[Start of Attachment]

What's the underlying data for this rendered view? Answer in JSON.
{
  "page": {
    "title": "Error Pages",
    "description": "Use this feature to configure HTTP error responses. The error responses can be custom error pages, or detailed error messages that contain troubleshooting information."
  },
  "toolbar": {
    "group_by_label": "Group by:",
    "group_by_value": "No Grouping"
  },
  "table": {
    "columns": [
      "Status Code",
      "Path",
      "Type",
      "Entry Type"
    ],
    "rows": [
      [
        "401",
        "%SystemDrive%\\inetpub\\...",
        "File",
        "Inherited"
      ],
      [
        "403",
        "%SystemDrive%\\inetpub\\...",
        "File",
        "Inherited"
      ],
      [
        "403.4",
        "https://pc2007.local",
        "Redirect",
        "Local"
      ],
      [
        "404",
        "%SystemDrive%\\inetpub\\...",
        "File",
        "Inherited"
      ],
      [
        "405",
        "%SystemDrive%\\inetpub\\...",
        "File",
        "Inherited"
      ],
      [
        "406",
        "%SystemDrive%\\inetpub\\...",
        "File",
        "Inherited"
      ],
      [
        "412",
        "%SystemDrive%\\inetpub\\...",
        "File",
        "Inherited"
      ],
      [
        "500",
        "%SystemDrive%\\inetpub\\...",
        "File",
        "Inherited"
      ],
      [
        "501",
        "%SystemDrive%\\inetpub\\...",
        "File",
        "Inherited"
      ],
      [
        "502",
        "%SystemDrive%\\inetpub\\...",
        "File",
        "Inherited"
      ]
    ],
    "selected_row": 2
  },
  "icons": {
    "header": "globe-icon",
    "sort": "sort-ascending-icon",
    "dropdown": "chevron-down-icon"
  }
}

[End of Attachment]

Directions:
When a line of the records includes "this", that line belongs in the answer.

Answer space:
What's the underlying data for this rendered view? Answer in JSON.
    "description": "Use this feature to configure HTTP error responses. The error responses can be custom error pages, or detailed error messages that contain troubleshooting information."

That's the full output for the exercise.